It's the Little Things: Building Relationships with Your Students
I was recently looking through some of the letters my students have written me over the years, and this by far, is one of my favorite letters because it makes me laugh!
"Thank you for being pashint [patient] with the choir when we was goofing off and being disreaspect ful. The entire year I was just waiting for you to snap. Every time someone would be goofing off I would see the look on your face and I would think, now is the time shes going to snap, but you didn't, you cep your cool the intire time. And I thank you for it.
I also wanted to thank you for the caring teacher that you are. You have something that not every teacher has, a heart. Every time some one was sad or down you ask what was wrong and you helped as much as you could. That one day I was down you told me that if I wanted to talk to you about it I could. Thank you Mrs. Stokes..."
“Kids don’t learn from people they don’t like,” Rita Pearson bluntly stated.
Take a moment and think about a few of your teachers. Can you remember the nature of the interactions that you had with them? How many years ago was that?
It’s difficult to balance the business-like teacher with the caring, motherly or fatherly type of teacher. However, it can be done.
Here is a revelation that I had.
When addressing the entire class, always use your business-like tone.
When addressing students one-on-one, use your motherly or fatherly tone. This is when you can get down on their level and say, “Ok, sweetheart, I can tell you are not yourself today. What’s the matter?”
Relationships are an extremely important part of classroom management. If your students can trust you, they will fight for you. They will take up for you in front of other students.
Here are some really simple ways to begin to build trusting relationships with your students. Most of these are common sense, but it took me a couple of years to get into the habit of using them.
Notice that none of these ideas involves gluing, glitter, or gifts. The things students remember most are the words that you say. Use them wisely. Words really are potent. In hindsight, I'm so glad I didn't "snap."
Susan Dewees, Ed.D. is an administrator at a large middle school. She also served as a Turnaround Team Coordinator for a public school district in Louisiana. She has 20 years of experience in public school education, and special education is one of her specialties.

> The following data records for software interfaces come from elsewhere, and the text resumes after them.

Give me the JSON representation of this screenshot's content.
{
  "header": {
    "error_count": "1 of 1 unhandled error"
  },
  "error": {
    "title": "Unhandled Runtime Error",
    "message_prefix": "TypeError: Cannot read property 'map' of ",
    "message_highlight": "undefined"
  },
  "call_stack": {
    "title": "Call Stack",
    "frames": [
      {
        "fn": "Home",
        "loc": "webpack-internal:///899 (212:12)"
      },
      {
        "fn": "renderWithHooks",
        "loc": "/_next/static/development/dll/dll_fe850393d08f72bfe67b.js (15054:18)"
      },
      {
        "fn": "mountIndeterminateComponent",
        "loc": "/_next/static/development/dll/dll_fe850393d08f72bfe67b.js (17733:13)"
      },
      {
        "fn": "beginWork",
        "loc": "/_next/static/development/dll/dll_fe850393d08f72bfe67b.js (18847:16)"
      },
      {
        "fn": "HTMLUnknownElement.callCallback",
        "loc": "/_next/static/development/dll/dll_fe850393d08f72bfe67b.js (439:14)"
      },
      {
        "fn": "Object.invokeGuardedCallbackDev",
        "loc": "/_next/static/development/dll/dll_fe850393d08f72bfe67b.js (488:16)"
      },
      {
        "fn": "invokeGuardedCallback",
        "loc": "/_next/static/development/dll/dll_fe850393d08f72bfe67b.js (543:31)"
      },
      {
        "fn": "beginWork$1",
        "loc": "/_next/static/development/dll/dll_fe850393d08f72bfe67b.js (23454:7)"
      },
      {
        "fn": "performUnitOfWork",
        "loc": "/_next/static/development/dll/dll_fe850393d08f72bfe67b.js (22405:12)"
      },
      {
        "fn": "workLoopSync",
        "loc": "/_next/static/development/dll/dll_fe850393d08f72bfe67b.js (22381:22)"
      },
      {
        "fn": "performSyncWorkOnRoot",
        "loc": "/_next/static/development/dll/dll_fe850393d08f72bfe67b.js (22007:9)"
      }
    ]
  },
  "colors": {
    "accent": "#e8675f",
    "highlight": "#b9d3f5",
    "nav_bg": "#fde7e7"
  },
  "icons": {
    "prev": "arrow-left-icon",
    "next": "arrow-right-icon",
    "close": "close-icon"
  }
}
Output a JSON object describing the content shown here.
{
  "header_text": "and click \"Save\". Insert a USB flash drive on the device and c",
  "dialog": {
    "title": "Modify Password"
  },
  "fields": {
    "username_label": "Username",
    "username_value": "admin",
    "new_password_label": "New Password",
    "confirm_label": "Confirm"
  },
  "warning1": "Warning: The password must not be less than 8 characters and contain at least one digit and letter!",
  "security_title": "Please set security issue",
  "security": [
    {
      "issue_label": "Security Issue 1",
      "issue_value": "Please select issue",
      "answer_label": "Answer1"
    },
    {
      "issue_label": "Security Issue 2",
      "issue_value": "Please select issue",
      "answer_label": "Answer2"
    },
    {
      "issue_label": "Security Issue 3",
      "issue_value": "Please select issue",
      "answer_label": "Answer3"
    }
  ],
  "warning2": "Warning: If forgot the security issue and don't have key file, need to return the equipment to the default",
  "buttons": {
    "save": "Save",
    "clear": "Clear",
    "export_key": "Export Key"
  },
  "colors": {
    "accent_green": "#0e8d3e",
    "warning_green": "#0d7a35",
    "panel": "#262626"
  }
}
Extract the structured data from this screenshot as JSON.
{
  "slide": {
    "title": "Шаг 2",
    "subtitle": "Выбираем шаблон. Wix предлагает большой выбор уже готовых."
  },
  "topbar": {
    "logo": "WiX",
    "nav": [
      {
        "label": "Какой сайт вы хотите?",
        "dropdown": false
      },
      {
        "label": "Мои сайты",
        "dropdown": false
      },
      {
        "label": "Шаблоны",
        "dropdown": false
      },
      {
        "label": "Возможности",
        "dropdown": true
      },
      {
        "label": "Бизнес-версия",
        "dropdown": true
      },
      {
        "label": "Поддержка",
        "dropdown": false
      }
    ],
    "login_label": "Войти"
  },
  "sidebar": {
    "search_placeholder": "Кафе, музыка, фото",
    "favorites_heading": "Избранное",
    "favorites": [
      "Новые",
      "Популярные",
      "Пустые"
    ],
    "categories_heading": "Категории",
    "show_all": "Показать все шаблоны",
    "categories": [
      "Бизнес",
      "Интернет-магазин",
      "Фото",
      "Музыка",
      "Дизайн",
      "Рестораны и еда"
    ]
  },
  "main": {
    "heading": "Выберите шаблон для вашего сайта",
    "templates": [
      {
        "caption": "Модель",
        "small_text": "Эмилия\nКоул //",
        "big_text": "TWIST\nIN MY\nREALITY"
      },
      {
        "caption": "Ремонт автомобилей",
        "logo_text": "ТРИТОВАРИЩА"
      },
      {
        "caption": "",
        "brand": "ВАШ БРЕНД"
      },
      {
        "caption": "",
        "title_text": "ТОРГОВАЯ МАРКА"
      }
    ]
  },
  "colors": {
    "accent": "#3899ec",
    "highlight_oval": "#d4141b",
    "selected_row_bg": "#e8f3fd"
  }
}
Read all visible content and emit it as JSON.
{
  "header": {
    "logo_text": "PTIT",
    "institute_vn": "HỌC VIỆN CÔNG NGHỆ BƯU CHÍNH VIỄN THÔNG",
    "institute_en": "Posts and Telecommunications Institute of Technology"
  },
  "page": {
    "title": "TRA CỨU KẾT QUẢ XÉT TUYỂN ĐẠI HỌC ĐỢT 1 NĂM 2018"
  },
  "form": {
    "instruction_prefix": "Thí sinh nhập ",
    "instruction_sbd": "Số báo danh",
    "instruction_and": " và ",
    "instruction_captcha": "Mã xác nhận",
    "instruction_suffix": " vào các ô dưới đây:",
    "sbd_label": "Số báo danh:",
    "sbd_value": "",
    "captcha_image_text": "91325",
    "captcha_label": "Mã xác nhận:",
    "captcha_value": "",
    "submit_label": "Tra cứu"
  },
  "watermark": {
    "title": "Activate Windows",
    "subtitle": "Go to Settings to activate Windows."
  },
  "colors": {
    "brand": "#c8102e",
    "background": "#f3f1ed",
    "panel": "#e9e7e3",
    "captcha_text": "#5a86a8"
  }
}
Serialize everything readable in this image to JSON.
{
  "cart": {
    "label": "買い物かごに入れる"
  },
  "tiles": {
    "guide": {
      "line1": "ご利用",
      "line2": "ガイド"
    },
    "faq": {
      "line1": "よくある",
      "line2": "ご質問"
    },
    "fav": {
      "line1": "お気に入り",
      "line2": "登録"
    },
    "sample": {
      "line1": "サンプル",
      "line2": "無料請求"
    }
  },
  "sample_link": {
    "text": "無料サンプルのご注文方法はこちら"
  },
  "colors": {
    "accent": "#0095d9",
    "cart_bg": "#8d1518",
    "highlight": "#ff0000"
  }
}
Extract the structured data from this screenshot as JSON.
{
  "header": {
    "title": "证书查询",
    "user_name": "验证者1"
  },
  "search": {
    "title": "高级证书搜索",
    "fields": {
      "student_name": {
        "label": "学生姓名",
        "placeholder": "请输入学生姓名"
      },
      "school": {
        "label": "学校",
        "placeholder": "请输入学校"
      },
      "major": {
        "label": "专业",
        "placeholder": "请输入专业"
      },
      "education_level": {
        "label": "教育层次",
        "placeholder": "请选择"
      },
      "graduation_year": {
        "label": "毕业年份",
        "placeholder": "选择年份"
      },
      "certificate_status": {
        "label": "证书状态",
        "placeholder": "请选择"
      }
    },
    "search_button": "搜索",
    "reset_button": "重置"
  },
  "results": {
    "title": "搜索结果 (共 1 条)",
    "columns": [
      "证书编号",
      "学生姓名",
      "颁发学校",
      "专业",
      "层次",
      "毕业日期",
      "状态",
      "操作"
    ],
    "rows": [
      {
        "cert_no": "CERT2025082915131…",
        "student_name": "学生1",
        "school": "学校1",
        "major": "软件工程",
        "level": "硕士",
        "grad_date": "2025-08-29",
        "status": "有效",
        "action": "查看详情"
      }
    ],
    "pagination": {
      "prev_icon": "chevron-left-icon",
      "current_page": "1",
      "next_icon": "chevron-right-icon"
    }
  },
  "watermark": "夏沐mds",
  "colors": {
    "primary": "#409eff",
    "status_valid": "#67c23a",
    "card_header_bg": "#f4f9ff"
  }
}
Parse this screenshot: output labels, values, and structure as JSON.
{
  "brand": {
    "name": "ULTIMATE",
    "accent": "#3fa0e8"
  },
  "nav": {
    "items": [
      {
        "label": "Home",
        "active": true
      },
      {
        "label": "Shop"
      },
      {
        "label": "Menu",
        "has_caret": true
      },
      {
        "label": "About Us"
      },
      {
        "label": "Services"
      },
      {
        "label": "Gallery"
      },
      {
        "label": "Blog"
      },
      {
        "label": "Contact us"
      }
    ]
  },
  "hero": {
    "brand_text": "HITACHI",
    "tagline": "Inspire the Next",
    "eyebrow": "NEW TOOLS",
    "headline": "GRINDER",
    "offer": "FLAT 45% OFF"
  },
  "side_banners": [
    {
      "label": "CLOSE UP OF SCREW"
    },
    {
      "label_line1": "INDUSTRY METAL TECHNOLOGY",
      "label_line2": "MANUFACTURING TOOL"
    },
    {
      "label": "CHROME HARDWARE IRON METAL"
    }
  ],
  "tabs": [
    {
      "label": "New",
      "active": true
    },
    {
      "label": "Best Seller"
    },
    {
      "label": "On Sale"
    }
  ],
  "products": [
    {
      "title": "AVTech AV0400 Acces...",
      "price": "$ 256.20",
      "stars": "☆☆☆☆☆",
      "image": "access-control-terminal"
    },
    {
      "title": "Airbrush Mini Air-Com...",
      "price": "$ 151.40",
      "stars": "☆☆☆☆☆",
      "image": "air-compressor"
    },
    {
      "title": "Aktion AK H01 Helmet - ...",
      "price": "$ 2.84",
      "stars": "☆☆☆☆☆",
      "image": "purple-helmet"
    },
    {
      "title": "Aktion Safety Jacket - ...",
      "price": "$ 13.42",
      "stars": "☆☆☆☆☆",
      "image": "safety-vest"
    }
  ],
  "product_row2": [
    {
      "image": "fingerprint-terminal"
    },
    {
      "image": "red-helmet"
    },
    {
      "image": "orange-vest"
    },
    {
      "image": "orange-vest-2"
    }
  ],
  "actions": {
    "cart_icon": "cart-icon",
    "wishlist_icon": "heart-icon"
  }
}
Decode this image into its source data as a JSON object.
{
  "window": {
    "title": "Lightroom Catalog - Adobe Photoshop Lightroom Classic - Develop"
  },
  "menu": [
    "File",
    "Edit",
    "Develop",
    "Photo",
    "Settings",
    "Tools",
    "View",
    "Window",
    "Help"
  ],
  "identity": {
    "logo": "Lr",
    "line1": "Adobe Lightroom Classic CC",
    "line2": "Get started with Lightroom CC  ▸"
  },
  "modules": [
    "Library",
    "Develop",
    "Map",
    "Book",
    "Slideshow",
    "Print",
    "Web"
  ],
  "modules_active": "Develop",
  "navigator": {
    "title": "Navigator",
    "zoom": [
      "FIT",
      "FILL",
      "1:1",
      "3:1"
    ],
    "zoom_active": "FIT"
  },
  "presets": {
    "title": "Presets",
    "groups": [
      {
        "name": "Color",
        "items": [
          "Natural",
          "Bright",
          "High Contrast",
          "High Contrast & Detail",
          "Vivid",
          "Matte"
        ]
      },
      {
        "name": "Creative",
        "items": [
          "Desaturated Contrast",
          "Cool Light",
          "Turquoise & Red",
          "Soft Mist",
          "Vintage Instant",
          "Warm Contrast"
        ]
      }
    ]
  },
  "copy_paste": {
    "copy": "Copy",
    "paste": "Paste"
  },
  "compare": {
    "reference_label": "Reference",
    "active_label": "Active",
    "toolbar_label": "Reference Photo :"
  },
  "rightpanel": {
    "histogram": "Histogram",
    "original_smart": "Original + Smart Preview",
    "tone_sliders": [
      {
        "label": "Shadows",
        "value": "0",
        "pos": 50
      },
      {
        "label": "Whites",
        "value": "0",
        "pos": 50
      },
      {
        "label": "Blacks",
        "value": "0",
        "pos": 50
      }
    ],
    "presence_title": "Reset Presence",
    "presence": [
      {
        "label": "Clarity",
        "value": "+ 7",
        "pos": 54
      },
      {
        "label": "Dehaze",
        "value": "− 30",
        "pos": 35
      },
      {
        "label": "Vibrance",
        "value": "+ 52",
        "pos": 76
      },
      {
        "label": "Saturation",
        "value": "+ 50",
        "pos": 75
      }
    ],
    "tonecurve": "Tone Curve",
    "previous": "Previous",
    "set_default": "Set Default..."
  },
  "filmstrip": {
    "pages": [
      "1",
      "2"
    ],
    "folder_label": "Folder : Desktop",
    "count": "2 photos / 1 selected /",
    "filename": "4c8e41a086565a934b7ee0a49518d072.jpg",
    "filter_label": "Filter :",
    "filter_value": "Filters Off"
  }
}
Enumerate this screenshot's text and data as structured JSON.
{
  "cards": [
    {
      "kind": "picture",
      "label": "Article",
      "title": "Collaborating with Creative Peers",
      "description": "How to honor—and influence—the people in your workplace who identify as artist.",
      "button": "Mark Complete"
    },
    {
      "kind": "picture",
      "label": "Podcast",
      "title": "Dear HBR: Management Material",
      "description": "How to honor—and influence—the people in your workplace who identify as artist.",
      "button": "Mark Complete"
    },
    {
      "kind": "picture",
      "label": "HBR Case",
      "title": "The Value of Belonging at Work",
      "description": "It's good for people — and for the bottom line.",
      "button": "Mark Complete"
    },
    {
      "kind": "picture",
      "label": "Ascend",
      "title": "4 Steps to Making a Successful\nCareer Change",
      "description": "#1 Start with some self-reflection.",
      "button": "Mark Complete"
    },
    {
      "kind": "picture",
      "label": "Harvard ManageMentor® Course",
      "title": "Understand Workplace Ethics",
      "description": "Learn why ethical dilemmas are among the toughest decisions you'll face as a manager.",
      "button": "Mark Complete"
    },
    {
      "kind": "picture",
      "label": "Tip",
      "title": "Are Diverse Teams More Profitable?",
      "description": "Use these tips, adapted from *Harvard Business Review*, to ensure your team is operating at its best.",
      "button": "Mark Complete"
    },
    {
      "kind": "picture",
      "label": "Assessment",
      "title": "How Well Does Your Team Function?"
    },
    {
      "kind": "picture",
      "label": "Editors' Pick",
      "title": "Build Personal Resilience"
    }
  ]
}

Erin Stokes, Ed.D. is a Title I Instructional Coordinator for a public school district in Louisiana. She has over 10 years of experience as a teacher and instructional coach. She is also an adjuct professor at Louisiana College. She loves students, teachers, and most of all--learning.
Becky Pippen, Ed.D. is currently serving as principal of a large middle school in Louisiana. She has over 20 years experience in educational leadership. She is passionate about improving the teacher workforce so that all students have the quality of instruction they deserve.